Prompt:
What lines in the entries hold the string "size"? List them.

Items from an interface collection
============

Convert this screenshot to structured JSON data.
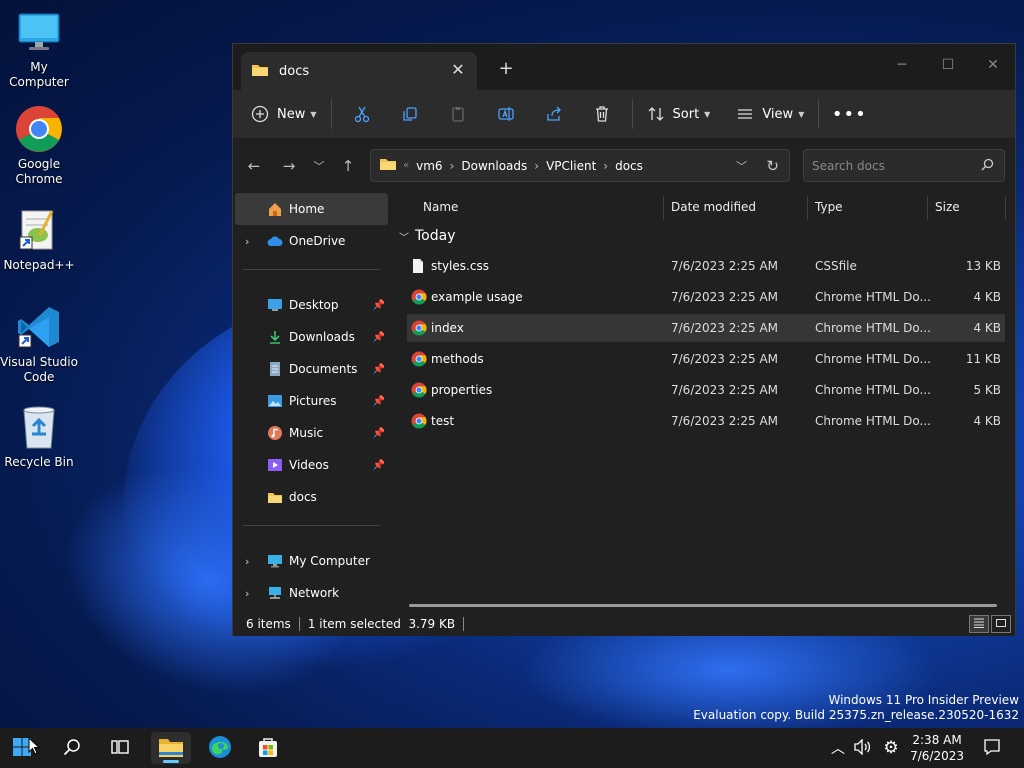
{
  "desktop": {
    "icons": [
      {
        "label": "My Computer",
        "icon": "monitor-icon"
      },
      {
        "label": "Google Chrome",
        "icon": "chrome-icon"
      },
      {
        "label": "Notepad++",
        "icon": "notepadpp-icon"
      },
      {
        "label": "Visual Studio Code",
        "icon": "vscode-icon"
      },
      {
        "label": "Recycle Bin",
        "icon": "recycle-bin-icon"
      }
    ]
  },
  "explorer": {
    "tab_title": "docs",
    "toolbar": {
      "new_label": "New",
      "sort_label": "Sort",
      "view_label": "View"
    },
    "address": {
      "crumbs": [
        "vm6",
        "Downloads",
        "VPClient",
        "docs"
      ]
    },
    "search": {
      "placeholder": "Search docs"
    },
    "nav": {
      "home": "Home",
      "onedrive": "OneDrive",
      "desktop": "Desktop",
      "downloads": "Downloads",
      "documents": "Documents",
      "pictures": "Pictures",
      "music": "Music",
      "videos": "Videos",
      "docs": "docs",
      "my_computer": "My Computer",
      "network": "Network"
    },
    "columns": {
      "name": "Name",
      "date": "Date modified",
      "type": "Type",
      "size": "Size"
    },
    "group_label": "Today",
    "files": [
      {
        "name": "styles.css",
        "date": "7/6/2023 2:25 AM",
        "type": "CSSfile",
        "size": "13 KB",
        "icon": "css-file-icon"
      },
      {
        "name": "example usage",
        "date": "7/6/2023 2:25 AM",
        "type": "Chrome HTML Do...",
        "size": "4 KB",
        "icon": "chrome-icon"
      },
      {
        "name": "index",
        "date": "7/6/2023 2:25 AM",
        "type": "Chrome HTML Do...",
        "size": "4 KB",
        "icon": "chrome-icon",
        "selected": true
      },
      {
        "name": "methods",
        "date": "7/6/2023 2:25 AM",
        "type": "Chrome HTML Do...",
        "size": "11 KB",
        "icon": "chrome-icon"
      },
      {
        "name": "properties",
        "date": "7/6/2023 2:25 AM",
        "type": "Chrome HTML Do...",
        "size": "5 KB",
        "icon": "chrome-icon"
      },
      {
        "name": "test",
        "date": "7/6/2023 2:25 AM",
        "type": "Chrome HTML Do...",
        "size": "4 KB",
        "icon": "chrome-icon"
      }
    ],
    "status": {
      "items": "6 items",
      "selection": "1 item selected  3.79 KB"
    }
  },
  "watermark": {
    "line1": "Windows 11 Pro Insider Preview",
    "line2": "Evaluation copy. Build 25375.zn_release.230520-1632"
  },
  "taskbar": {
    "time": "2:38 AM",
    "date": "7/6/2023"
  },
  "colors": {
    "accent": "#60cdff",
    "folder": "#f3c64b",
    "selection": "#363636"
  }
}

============

Finished exercise:
      "size": "Size"
        "size": "13 KB",
        "size": "4 KB",
        "size": "4 KB",
        "size": "11 KB",
        "size": "5 KB",
        "size": "4 KB",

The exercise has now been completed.